- **Listed entries**:
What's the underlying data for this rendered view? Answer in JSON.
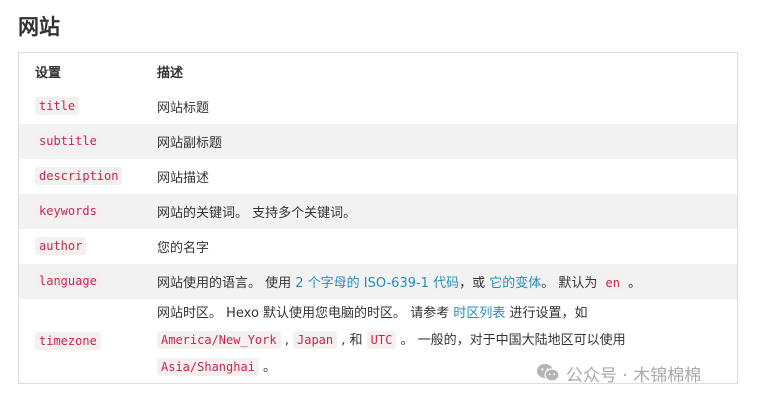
{
  "page": {
    "title": "网站"
  },
  "table": {
    "headers": {
      "setting": "设置",
      "description": "描述"
    },
    "rows": [
      {
        "setting": "title",
        "description": "网站标题"
      },
      {
        "setting": "subtitle",
        "description": "网站副标题"
      },
      {
        "setting": "description",
        "description": "网站描述"
      },
      {
        "setting": "keywords",
        "description": "网站的关键词。 支持多个关键词。"
      },
      {
        "setting": "author",
        "description": "您的名字"
      }
    ],
    "language_row": {
      "setting": "language",
      "text_1": "网站使用的语言。 使用 ",
      "link_1": "2 个字母的 ISO-639-1 代码",
      "text_2": "，或 ",
      "link_2": "它的变体",
      "text_3": "。 默认为 ",
      "code_default": "en",
      "text_4": " 。"
    },
    "timezone_row": {
      "setting": "timezone",
      "text_1": "网站时区。 Hexo 默认使用您电脑的时区。 请参考 ",
      "link_1": "时区列表",
      "text_2": " 进行设置，如",
      "code_1": "America/New_York",
      "sep_1": " , ",
      "code_2": "Japan",
      "sep_2": " , 和 ",
      "code_3": "UTC",
      "text_3": " 。 一般的，对于中国大陆地区可以使用",
      "code_4": "Asia/Shanghai",
      "text_4": " 。"
    }
  },
  "watermark": {
    "text": "公众号 · 木锦棉棉",
    "icon": "wechat-icon"
  },
  "colors": {
    "code_text": "#c7254e",
    "link": "#258fb8",
    "row_alt_bg": "#f2f2f2"
  }
}
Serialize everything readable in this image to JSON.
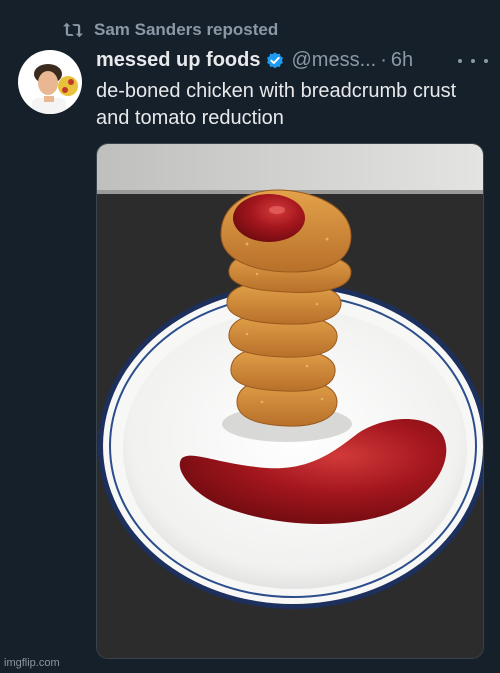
{
  "repost": {
    "text": "Sam Sanders reposted",
    "icon": "repost-icon"
  },
  "tweet": {
    "display_name": "messed up foods",
    "verified": true,
    "handle": "@mess...",
    "separator": "·",
    "time": "6h",
    "text": "de-boned chicken with breadcrumb crust and tomato reduction",
    "media": {
      "type": "photo",
      "depicts": "stack of chicken nuggets with ketchup on a white plate"
    }
  },
  "watermark": "imgflip.com",
  "colors": {
    "background": "#15202b",
    "primary_text": "#e7e9ea",
    "secondary_text": "#8b98a5",
    "verified": "#1d9bf0"
  }
}
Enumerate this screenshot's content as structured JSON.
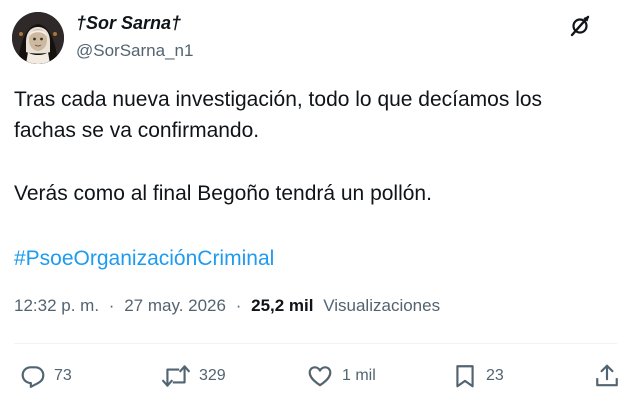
{
  "author": {
    "display_name": "†Sor Sarna†",
    "handle": "@SorSarna_n1"
  },
  "tweet": {
    "line1": "Tras cada nueva investigación, todo lo que decíamos los",
    "line2": "fachas se va confirmando.",
    "line3": "Verás como al final Begoño tendrá un pollón.",
    "hashtag": "#PsoeOrganizaciónCriminal"
  },
  "meta": {
    "time": "12:32 p. m.",
    "separator": "·",
    "date": "27 may. 2026",
    "views_count": "25,2 mil",
    "views_label": "Visualizaciones"
  },
  "actions": {
    "replies": "73",
    "reposts": "329",
    "likes": "1 mil",
    "bookmarks": "23"
  },
  "icons": {
    "more": "grok-slash-icon",
    "reply": "reply-icon",
    "repost": "repost-icon",
    "like": "heart-icon",
    "bookmark": "bookmark-icon",
    "share": "share-icon"
  },
  "colors": {
    "text": "#0f1419",
    "secondary": "#536471",
    "link": "#1d9bf0",
    "divider": "#eff3f4"
  }
}
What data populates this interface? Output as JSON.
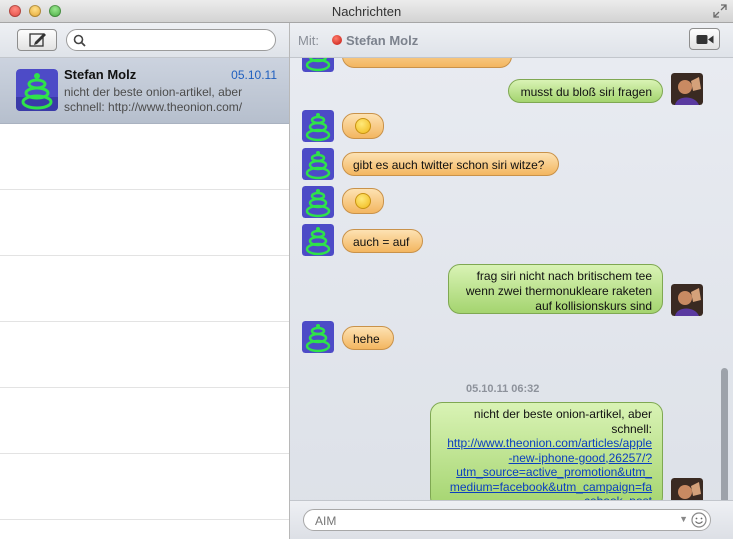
{
  "window": {
    "title": "Nachrichten"
  },
  "sidebar": {
    "search": {
      "placeholder": "",
      "value": ""
    },
    "conversations": [
      {
        "name": "Stefan Molz",
        "date": "05.10.11",
        "preview": "nicht der beste onion-artikel, aber schnell: http://www.theonion.com/"
      }
    ]
  },
  "header": {
    "to_label": "Mit:",
    "recipient": "Stefan Molz",
    "status_color": "#d0231a"
  },
  "messages": [
    {
      "from": "out",
      "text": "musst du bloß siri fragen"
    },
    {
      "from": "in",
      "emoji": "smiley"
    },
    {
      "from": "in",
      "text": "gibt es auch twitter schon siri witze?"
    },
    {
      "from": "in",
      "emoji": "smiley"
    },
    {
      "from": "in",
      "text": "auch = auf"
    },
    {
      "from": "out",
      "text_lines": [
        "frag siri nicht nach britischem tee",
        "wenn zwei thermonukleare raketen",
        "auf kollisionskurs sind"
      ]
    },
    {
      "from": "in",
      "text": "hehe"
    },
    {
      "type": "timestamp",
      "text": "05.10.11 06:32"
    },
    {
      "from": "out",
      "text_lines": [
        "nicht der beste onion-artikel, aber",
        "schnell:"
      ],
      "link_lines": [
        "http://www.theonion.com/articles/apple",
        "-new-iphone-good,26257/?",
        "utm_source=active_promotion&utm_",
        "medium=facebook&utm_campaign=fa",
        "cebook_post"
      ]
    }
  ],
  "input": {
    "placeholder": "AIM"
  },
  "colors": {
    "incoming_bubble": "#f3b660",
    "outgoing_bubble": "#a4d46f",
    "link": "#0b3fbf",
    "date_blue": "#1f5fbf"
  },
  "icons": [
    "compose-icon",
    "search-icon",
    "video-camera-icon",
    "emoji-icon",
    "fullscreen-icon"
  ]
}
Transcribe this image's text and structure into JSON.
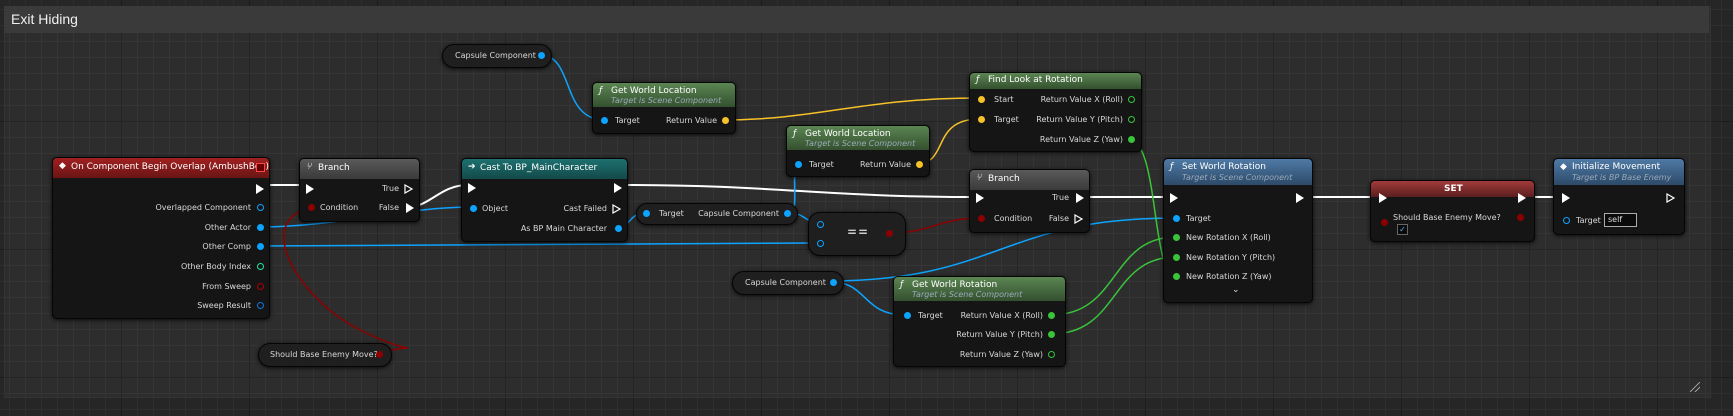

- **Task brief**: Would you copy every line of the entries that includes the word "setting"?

- **Task solution**:
      "setting": "设置",
        "setting": "title",
        "setting": "subtitle",
        "setting": "description",
        "setting": "keywords",
        "setting": "author",
      "setting": "language",
      "setting": "timezone",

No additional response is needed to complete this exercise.